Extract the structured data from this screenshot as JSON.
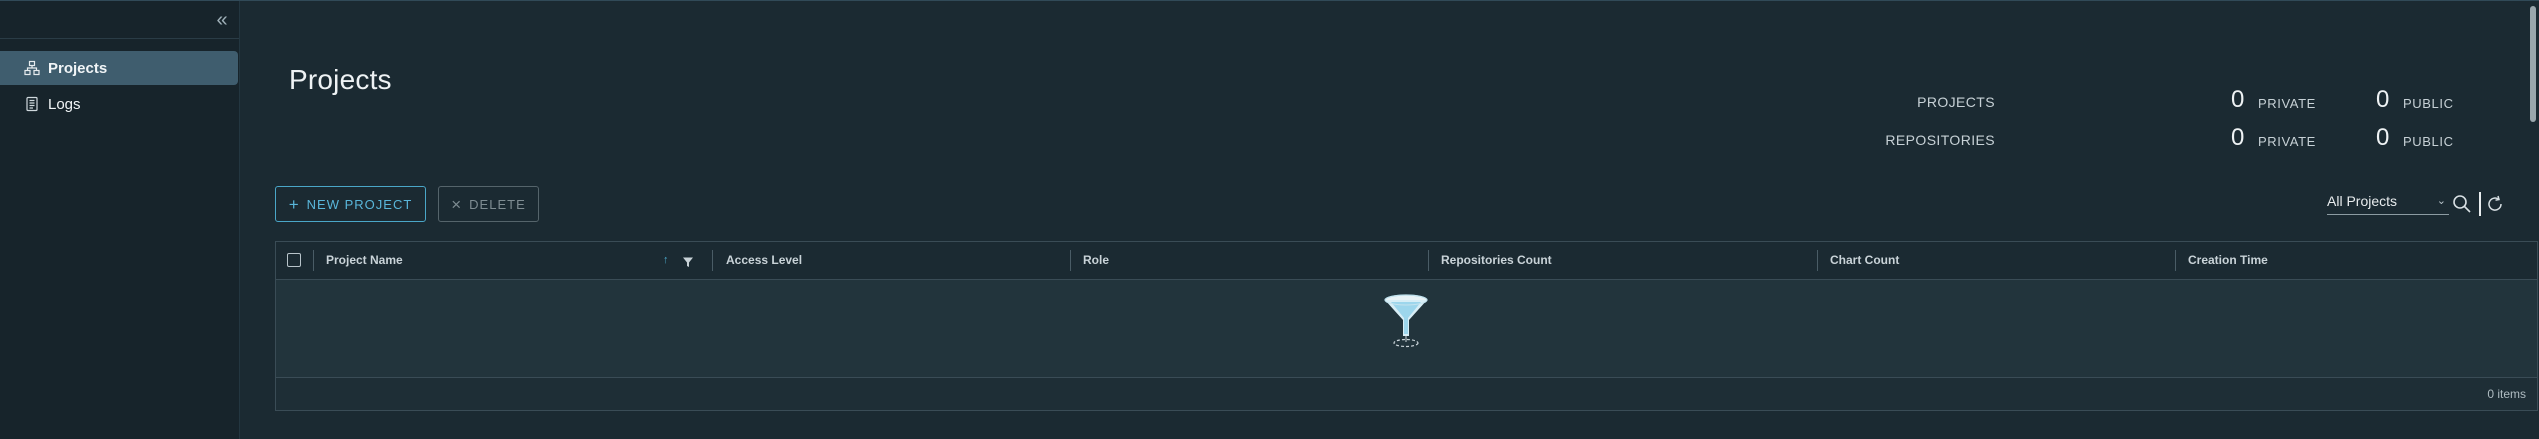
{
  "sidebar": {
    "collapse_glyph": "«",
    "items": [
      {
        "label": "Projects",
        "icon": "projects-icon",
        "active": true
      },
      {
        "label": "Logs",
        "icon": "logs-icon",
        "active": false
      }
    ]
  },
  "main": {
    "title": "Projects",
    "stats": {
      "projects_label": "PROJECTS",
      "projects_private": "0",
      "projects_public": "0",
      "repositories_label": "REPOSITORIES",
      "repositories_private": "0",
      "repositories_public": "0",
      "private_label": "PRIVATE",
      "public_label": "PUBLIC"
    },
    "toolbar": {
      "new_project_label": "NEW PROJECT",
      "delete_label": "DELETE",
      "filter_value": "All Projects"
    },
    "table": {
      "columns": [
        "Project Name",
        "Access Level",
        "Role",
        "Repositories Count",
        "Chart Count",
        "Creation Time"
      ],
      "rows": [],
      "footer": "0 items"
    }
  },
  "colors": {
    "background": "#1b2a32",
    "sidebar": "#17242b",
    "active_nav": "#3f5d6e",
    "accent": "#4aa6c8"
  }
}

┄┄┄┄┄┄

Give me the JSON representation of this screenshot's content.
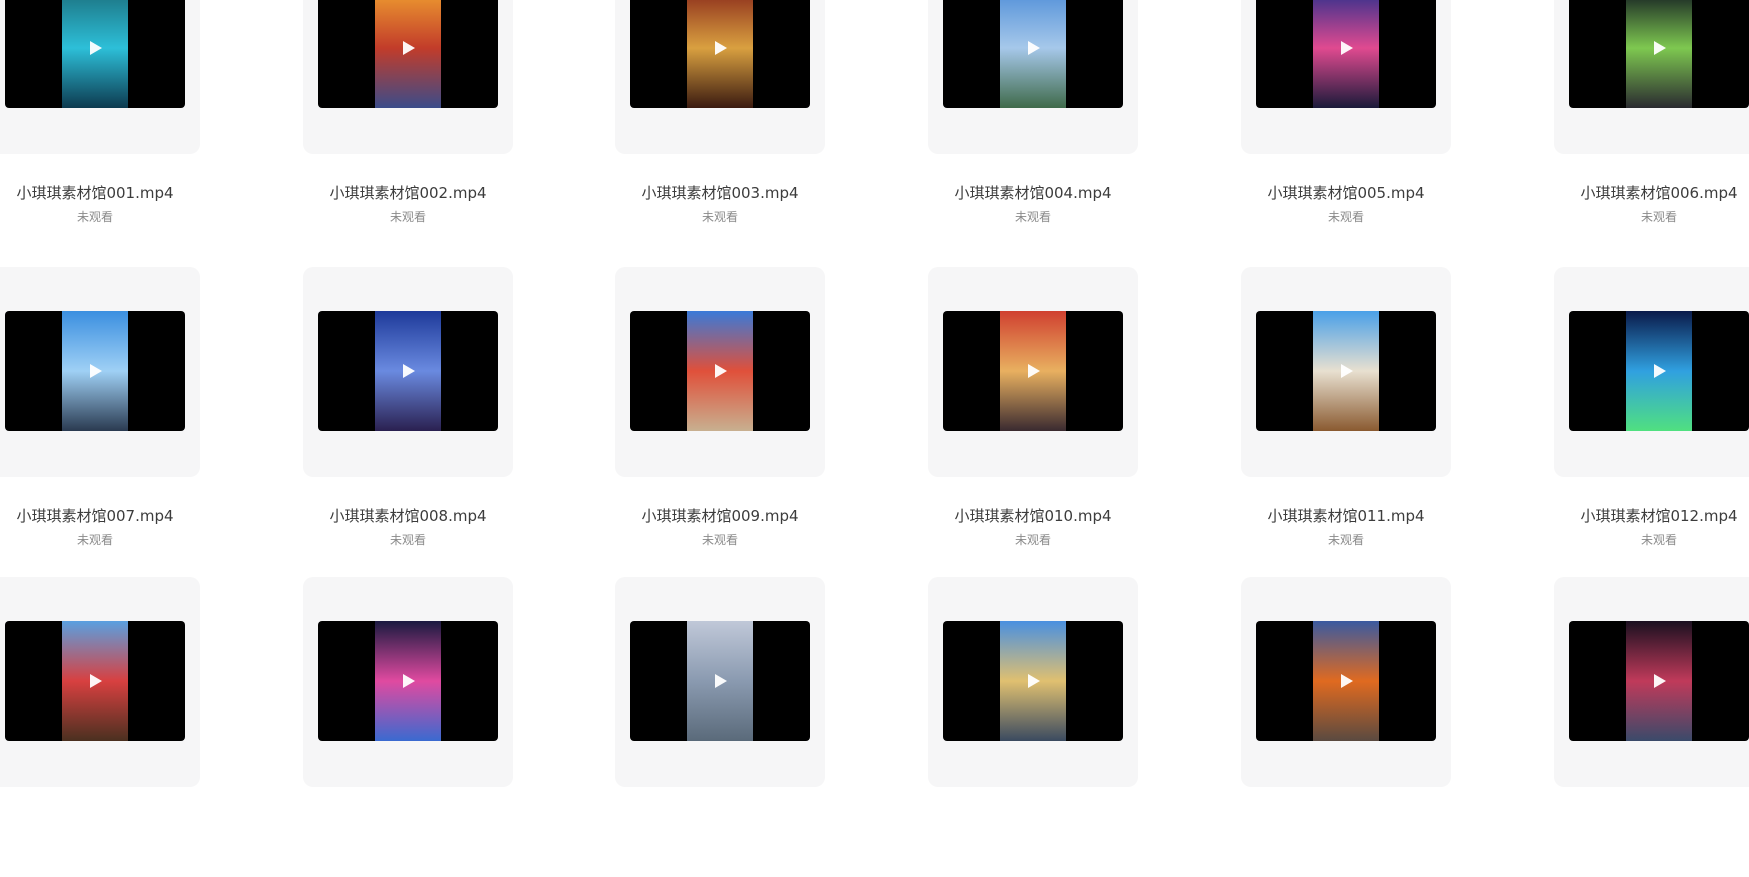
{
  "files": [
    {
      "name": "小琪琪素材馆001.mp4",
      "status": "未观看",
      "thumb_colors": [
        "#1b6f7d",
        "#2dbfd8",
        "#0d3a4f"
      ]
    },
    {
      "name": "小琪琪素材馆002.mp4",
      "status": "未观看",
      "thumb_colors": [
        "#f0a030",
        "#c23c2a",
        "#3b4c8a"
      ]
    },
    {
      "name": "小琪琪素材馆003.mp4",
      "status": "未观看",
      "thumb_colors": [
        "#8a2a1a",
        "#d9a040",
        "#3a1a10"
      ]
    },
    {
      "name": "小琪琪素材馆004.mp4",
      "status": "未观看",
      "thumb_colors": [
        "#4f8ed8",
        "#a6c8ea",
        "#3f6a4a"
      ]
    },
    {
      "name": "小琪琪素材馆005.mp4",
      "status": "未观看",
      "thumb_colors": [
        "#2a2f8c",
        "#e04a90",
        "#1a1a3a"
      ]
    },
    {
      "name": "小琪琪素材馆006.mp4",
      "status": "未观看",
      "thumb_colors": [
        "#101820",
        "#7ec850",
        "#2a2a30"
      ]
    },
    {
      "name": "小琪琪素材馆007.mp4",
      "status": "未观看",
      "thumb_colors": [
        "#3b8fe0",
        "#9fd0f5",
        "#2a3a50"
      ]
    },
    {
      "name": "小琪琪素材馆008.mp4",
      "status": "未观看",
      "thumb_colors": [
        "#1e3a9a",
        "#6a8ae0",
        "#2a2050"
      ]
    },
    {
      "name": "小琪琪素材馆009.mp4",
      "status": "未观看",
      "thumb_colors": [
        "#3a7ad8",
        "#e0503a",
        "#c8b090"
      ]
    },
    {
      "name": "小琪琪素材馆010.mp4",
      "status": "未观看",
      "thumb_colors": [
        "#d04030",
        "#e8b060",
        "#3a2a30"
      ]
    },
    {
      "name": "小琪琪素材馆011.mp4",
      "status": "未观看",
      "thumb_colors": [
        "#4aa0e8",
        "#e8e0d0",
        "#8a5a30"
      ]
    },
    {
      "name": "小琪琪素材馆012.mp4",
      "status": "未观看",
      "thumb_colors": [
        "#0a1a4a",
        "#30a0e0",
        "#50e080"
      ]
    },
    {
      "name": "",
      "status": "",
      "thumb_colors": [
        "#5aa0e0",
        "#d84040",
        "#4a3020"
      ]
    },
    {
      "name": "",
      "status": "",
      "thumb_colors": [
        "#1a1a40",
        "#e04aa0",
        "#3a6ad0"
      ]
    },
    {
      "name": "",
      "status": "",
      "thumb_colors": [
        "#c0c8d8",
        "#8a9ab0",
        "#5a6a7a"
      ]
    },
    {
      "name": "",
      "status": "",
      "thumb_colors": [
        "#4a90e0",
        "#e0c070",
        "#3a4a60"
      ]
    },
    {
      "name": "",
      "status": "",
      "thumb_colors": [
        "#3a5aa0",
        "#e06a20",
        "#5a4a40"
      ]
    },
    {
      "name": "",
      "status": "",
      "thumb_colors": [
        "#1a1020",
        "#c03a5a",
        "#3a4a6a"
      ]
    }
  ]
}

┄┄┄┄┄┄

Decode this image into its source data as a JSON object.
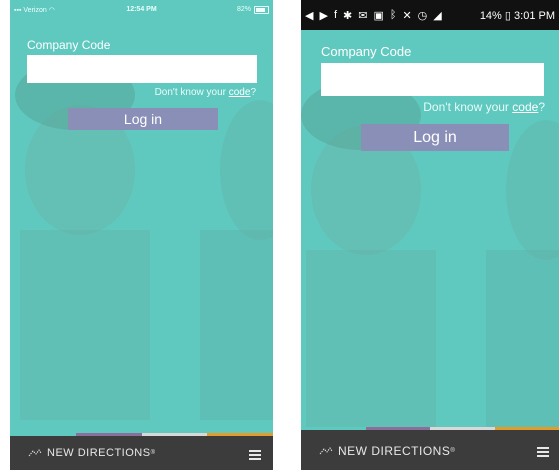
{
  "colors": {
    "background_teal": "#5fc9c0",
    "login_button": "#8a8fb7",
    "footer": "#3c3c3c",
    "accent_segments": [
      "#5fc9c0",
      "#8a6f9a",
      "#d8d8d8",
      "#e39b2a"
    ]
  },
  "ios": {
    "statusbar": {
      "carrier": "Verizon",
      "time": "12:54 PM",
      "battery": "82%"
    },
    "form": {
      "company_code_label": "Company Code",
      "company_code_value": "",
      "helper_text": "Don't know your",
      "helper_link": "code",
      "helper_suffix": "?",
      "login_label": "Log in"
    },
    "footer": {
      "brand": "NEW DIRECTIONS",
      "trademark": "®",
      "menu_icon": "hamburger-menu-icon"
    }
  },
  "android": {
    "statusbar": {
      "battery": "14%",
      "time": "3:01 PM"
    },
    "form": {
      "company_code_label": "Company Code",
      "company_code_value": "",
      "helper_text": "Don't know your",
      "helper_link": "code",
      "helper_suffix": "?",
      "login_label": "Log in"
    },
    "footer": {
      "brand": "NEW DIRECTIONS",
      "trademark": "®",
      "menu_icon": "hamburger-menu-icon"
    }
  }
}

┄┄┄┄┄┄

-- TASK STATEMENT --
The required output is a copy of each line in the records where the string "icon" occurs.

-- SOLUTION --
        "icon": "projects-icon",
        "icon": "logs-icon",
      "menu_icon": "hamburger-menu-icon"
      "menu_icon": "hamburger-menu-icon"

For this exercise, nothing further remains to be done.